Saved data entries
·····
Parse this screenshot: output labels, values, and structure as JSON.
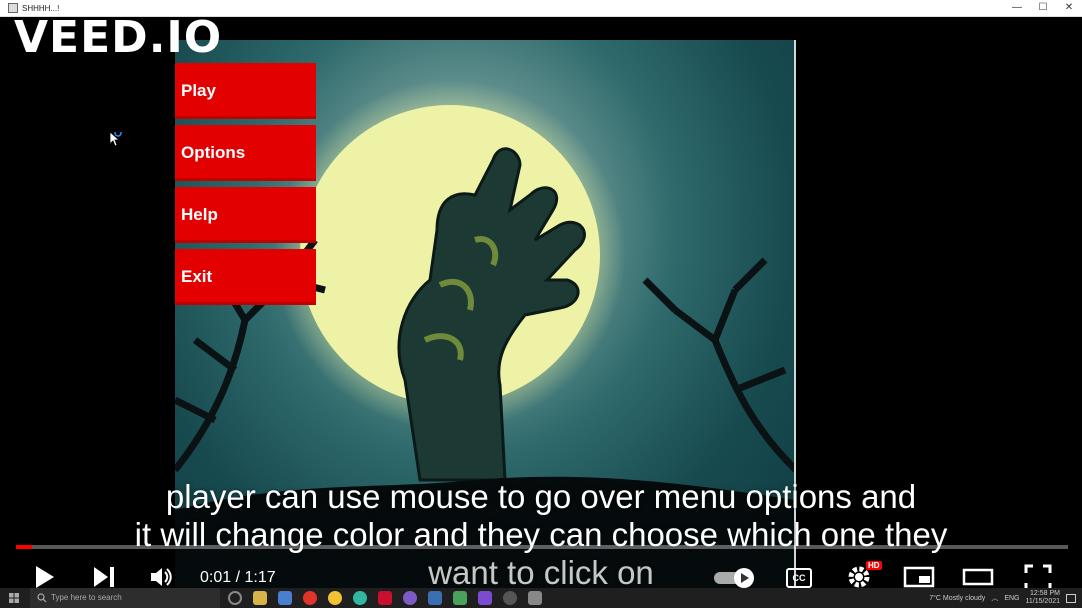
{
  "window": {
    "title": "SHHHH...!",
    "minimize": "—",
    "maximize": "☐",
    "close": "✕"
  },
  "watermark": "VEED.IO",
  "menu": {
    "items": [
      {
        "label": "Play"
      },
      {
        "label": "Options"
      },
      {
        "label": "Help"
      },
      {
        "label": "Exit"
      }
    ],
    "button_color": "#e30000"
  },
  "captions": {
    "line1": "player can use mouse to go over menu options and",
    "line2": "it will change color and they can choose which one they",
    "line3": "want to click on"
  },
  "player": {
    "time_display": "0:01 / 1:17",
    "progress": 0.015,
    "hd_badge": "HD",
    "cc_label": "CC",
    "accent": "#ff0000"
  },
  "taskbar": {
    "search_placeholder": "Type here to search",
    "weather": "7°C  Mostly cloudy",
    "lang": "ENG",
    "time": "12:58 PM",
    "date": "11/15/2021"
  }
}
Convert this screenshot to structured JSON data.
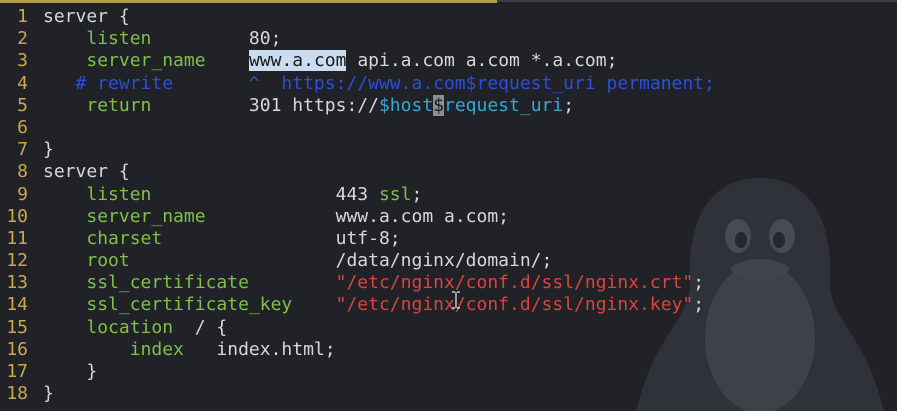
{
  "editor": {
    "colors": {
      "background": "#202227",
      "line_number": "#c9a94a",
      "directive": "#7ec04a",
      "string": "#d9443c",
      "variable": "#36a7d6",
      "comment": "#2b4fd6",
      "selection": "#c9dcf0"
    },
    "lines": [
      {
        "n": "1",
        "segments": [
          {
            "t": "server {",
            "c": "kw"
          }
        ]
      },
      {
        "n": "2",
        "segments": [
          {
            "t": "    ",
            "c": "val"
          },
          {
            "t": "listen",
            "c": "dir"
          },
          {
            "t": "         80;",
            "c": "val"
          }
        ]
      },
      {
        "n": "3",
        "segments": [
          {
            "t": "    ",
            "c": "val"
          },
          {
            "t": "server_name",
            "c": "dir"
          },
          {
            "t": "    ",
            "c": "val"
          },
          {
            "t": "www.a.com",
            "c": "sel"
          },
          {
            "t": " api.a.com a.com *.a.com;",
            "c": "val"
          }
        ]
      },
      {
        "n": "4",
        "segments": [
          {
            "t": "   # rewrite       ^  https://www.a.com$request_uri permanent;",
            "c": "cmt"
          }
        ]
      },
      {
        "n": "5",
        "segments": [
          {
            "t": "    ",
            "c": "val"
          },
          {
            "t": "return",
            "c": "dir"
          },
          {
            "t": "         301 https://",
            "c": "val"
          },
          {
            "t": "$host",
            "c": "var"
          },
          {
            "t": "$",
            "c": "cur"
          },
          {
            "t": "request_uri",
            "c": "var"
          },
          {
            "t": ";",
            "c": "val"
          }
        ]
      },
      {
        "n": "6",
        "segments": []
      },
      {
        "n": "7",
        "segments": [
          {
            "t": "}",
            "c": "kw"
          }
        ]
      },
      {
        "n": "8",
        "segments": [
          {
            "t": "server {",
            "c": "kw"
          }
        ]
      },
      {
        "n": "9",
        "segments": [
          {
            "t": "    ",
            "c": "val"
          },
          {
            "t": "listen",
            "c": "dir"
          },
          {
            "t": "                 443 ",
            "c": "val"
          },
          {
            "t": "ssl",
            "c": "dir"
          },
          {
            "t": ";",
            "c": "val"
          }
        ]
      },
      {
        "n": "10",
        "segments": [
          {
            "t": "    ",
            "c": "val"
          },
          {
            "t": "server_name",
            "c": "dir"
          },
          {
            "t": "            www.a.com a.com;",
            "c": "val"
          }
        ]
      },
      {
        "n": "11",
        "segments": [
          {
            "t": "    ",
            "c": "val"
          },
          {
            "t": "charset",
            "c": "dir"
          },
          {
            "t": "                utf-8;",
            "c": "val"
          }
        ]
      },
      {
        "n": "12",
        "segments": [
          {
            "t": "    ",
            "c": "val"
          },
          {
            "t": "root",
            "c": "dir"
          },
          {
            "t": "                   /data/nginx/domain/;",
            "c": "val"
          }
        ]
      },
      {
        "n": "13",
        "segments": [
          {
            "t": "    ",
            "c": "val"
          },
          {
            "t": "ssl_certificate",
            "c": "dir"
          },
          {
            "t": "        ",
            "c": "val"
          },
          {
            "t": "\"/etc/nginx/conf.d/ssl/nginx.crt\"",
            "c": "str"
          },
          {
            "t": ";",
            "c": "val"
          }
        ]
      },
      {
        "n": "14",
        "segments": [
          {
            "t": "    ",
            "c": "val"
          },
          {
            "t": "ssl_certificate_key",
            "c": "dir"
          },
          {
            "t": "    ",
            "c": "val"
          },
          {
            "t": "\"/etc/nginx/conf.d/ssl/nginx.key\"",
            "c": "str"
          },
          {
            "t": ";",
            "c": "val"
          }
        ]
      },
      {
        "n": "15",
        "segments": [
          {
            "t": "    ",
            "c": "val"
          },
          {
            "t": "location",
            "c": "dir"
          },
          {
            "t": "  / {",
            "c": "val"
          }
        ]
      },
      {
        "n": "16",
        "segments": [
          {
            "t": "        ",
            "c": "val"
          },
          {
            "t": "index",
            "c": "dir"
          },
          {
            "t": "   index.html;",
            "c": "val"
          }
        ]
      },
      {
        "n": "17",
        "segments": [
          {
            "t": "    }",
            "c": "val"
          }
        ]
      },
      {
        "n": "18",
        "segments": [
          {
            "t": "}",
            "c": "kw"
          }
        ]
      }
    ]
  }
}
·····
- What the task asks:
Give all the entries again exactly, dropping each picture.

- Completed task:
Parse this screenshot: output labels, values, and structure as JSON.
{
  "window": {
    "title": "SHHHH...!",
    "minimize": "—",
    "maximize": "☐",
    "close": "✕"
  },
  "watermark": "VEED.IO",
  "menu": {
    "items": [
      {
        "label": "Play"
      },
      {
        "label": "Options"
      },
      {
        "label": "Help"
      },
      {
        "label": "Exit"
      }
    ],
    "button_color": "#e30000"
  },
  "captions": {
    "line1": "player can use mouse to go over menu options and",
    "line2": "it will change color and they can choose which one they",
    "line3": "want to click on"
  },
  "player": {
    "time_display": "0:01 / 1:17",
    "progress": 0.015,
    "hd_badge": "HD",
    "cc_label": "CC",
    "accent": "#ff0000"
  },
  "taskbar": {
    "search_placeholder": "Type here to search",
    "weather": "7°C  Mostly cloudy",
    "lang": "ENG",
    "time": "12:58 PM",
    "date": "11/15/2021"
  }
}
Convert this screenshot to structured JSON data.
{
  "editor": {
    "colors": {
      "background": "#202227",
      "line_number": "#c9a94a",
      "directive": "#7ec04a",
      "string": "#d9443c",
      "variable": "#36a7d6",
      "comment": "#2b4fd6",
      "selection": "#c9dcf0"
    },
    "lines": [
      {
        "n": "1",
        "segments": [
          {
            "t": "server {",
            "c": "kw"
          }
        ]
      },
      {
        "n": "2",
        "segments": [
          {
            "t": "    ",
            "c": "val"
          },
          {
            "t": "listen",
            "c": "dir"
          },
          {
            "t": "         80;",
            "c": "val"
          }
        ]
      },
      {
        "n": "3",
        "segments": [
          {
            "t": "    ",
            "c": "val"
          },
          {
            "t": "server_name",
            "c": "dir"
          },
          {
            "t": "    ",
            "c": "val"
          },
          {
            "t": "www.a.com",
            "c": "sel"
          },
          {
            "t": " api.a.com a.com *.a.com;",
            "c": "val"
          }
        ]
      },
      {
        "n": "4",
        "segments": [
          {
            "t": "   # rewrite       ^  https://www.a.com$request_uri permanent;",
            "c": "cmt"
          }
        ]
      },
      {
        "n": "5",
        "segments": [
          {
            "t": "    ",
            "c": "val"
          },
          {
            "t": "return",
            "c": "dir"
          },
          {
            "t": "         301 https://",
            "c": "val"
          },
          {
            "t": "$host",
            "c": "var"
          },
          {
            "t": "$",
            "c": "cur"
          },
          {
            "t": "request_uri",
            "c": "var"
          },
          {
            "t": ";",
            "c": "val"
          }
        ]
      },
      {
        "n": "6",
        "segments": []
      },
      {
        "n": "7",
        "segments": [
          {
            "t": "}",
            "c": "kw"
          }
        ]
      },
      {
        "n": "8",
        "segments": [
          {
            "t": "server {",
            "c": "kw"
          }
        ]
      },
      {
        "n": "9",
        "segments": [
          {
            "t": "    ",
            "c": "val"
          },
          {
            "t": "listen",
            "c": "dir"
          },
          {
            "t": "                 443 ",
            "c": "val"
          },
          {
            "t": "ssl",
            "c": "dir"
          },
          {
            "t": ";",
            "c": "val"
          }
        ]
      },
      {
        "n": "10",
        "segments": [
          {
            "t": "    ",
            "c": "val"
          },
          {
            "t": "server_name",
            "c": "dir"
          },
          {
            "t": "            www.a.com a.com;",
            "c": "val"
          }
        ]
      },
      {
        "n": "11",
        "segments": [
          {
            "t": "    ",
            "c": "val"
          },
          {
            "t": "charset",
            "c": "dir"
          },
          {
            "t": "                utf-8;",
            "c": "val"
          }
        ]
      },
      {
        "n": "12",
        "segments": [
          {
            "t": "    ",
            "c": "val"
          },
          {
            "t": "root",
            "c": "dir"
          },
          {
            "t": "                   /data/nginx/domain/;",
            "c": "val"
          }
        ]
      },
      {
        "n": "13",
        "segments": [
          {
            "t": "    ",
            "c": "val"
          },
          {
            "t": "ssl_certificate",
            "c": "dir"
          },
          {
            "t": "        ",
            "c": "val"
          },
          {
            "t": "\"/etc/nginx/conf.d/ssl/nginx.crt\"",
            "c": "str"
          },
          {
            "t": ";",
            "c": "val"
          }
        ]
      },
      {
        "n": "14",
        "segments": [
          {
            "t": "    ",
            "c": "val"
          },
          {
            "t": "ssl_certificate_key",
            "c": "dir"
          },
          {
            "t": "    ",
            "c": "val"
          },
          {
            "t": "\"/etc/nginx/conf.d/ssl/nginx.key\"",
            "c": "str"
          },
          {
            "t": ";",
            "c": "val"
          }
        ]
      },
      {
        "n": "15",
        "segments": [
          {
            "t": "    ",
            "c": "val"
          },
          {
            "t": "location",
            "c": "dir"
          },
          {
            "t": "  / {",
            "c": "val"
          }
        ]
      },
      {
        "n": "16",
        "segments": [
          {
            "t": "        ",
            "c": "val"
          },
          {
            "t": "index",
            "c": "dir"
          },
          {
            "t": "   index.html;",
            "c": "val"
          }
        ]
      },
      {
        "n": "17",
        "segments": [
          {
            "t": "    }",
            "c": "val"
          }
        ]
      },
      {
        "n": "18",
        "segments": [
          {
            "t": "}",
            "c": "kw"
          }
        ]
      }
    ]
  }
}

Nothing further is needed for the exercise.